## Problem to work on
Pull every line from the records that has the word "Зарплата" in it.
Input for this task Start Marker
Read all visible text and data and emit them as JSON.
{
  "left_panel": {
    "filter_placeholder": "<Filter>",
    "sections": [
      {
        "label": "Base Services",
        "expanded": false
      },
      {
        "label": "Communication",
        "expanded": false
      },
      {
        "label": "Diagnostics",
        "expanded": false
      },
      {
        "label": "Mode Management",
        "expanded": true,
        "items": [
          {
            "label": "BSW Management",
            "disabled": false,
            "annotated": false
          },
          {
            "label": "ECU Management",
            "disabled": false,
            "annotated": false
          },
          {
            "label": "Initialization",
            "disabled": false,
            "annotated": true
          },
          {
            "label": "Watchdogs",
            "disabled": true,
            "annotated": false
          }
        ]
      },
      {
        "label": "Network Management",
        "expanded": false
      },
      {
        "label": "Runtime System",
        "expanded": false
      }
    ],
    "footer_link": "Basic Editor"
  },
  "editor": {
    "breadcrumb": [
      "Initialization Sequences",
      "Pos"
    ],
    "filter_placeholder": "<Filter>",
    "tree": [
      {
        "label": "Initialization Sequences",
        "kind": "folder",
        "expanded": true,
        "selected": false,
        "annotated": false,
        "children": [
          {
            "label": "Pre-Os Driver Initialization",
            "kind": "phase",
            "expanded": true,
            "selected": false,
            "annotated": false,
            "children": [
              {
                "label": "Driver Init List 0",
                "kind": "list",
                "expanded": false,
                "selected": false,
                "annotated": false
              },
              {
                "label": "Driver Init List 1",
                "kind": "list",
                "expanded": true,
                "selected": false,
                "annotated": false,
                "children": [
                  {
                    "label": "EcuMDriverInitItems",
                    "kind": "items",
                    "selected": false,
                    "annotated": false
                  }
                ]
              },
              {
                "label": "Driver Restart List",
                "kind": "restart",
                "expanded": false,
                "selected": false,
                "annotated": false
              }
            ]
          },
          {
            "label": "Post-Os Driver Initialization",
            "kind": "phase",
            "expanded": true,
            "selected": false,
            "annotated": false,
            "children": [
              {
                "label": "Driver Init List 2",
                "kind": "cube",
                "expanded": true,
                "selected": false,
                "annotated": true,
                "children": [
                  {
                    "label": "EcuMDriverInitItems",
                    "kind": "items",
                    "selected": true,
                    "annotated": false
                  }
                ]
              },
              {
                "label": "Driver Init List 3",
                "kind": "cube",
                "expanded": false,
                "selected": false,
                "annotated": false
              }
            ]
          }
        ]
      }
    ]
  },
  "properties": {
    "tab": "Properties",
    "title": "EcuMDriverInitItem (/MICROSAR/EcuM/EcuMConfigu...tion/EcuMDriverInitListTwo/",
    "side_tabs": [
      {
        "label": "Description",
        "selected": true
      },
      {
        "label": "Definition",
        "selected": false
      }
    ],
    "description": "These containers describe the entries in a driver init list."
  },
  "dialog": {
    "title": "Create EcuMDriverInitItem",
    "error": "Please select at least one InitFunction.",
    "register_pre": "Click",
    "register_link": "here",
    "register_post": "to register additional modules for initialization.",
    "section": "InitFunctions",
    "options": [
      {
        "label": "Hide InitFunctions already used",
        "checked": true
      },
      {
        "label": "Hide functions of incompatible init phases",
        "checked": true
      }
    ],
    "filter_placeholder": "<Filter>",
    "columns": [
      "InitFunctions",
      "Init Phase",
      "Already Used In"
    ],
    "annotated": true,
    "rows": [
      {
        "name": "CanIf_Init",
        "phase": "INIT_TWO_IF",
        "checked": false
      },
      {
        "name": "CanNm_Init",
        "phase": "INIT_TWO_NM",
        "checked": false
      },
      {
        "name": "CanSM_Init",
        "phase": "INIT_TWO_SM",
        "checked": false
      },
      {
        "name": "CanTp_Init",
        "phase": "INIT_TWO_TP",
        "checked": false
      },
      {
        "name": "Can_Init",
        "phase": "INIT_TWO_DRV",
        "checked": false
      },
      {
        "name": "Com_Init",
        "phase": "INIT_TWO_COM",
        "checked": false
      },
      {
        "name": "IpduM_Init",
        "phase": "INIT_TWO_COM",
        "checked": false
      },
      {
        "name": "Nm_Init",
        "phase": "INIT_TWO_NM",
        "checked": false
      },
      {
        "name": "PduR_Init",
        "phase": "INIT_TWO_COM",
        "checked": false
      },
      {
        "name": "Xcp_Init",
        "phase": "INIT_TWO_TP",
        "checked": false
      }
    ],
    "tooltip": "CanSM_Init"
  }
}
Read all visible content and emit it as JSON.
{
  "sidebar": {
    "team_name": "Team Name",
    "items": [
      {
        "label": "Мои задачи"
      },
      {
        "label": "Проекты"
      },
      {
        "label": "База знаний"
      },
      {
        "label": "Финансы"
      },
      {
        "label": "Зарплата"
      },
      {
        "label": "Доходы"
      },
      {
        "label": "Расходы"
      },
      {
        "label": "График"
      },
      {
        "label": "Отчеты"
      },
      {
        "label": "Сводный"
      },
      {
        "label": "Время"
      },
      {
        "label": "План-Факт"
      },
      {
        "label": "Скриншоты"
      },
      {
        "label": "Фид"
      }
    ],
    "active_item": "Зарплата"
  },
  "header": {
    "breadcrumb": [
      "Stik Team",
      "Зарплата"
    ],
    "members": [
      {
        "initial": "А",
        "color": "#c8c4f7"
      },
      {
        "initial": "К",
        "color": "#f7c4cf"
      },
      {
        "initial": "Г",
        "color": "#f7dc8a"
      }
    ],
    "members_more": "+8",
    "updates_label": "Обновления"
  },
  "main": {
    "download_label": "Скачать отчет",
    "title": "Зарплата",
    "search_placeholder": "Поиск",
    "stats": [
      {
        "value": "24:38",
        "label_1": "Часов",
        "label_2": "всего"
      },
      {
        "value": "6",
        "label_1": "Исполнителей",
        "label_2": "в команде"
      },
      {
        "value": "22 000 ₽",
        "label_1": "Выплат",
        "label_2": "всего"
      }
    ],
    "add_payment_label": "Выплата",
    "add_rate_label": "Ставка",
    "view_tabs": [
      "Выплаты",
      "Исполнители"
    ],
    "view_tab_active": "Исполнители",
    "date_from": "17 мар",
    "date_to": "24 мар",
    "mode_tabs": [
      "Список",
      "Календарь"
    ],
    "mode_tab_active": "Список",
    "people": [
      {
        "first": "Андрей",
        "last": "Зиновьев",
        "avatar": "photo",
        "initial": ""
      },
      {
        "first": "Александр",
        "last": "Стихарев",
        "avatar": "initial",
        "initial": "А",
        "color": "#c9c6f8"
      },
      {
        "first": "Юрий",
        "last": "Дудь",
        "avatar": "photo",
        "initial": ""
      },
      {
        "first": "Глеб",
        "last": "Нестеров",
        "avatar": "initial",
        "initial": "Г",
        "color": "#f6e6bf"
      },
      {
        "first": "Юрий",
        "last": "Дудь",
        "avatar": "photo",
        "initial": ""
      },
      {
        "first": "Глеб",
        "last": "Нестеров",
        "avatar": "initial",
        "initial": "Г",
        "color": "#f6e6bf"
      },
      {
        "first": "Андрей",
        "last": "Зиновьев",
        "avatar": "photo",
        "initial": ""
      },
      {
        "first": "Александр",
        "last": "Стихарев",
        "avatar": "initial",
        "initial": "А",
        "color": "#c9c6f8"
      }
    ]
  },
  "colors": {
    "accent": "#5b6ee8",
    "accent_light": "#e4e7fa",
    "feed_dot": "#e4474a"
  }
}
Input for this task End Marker
## Exercise solution
        "label": "Зарплата"
    "active_item": "Зарплата"
      "Зарплата"
    "title": "Зарплата",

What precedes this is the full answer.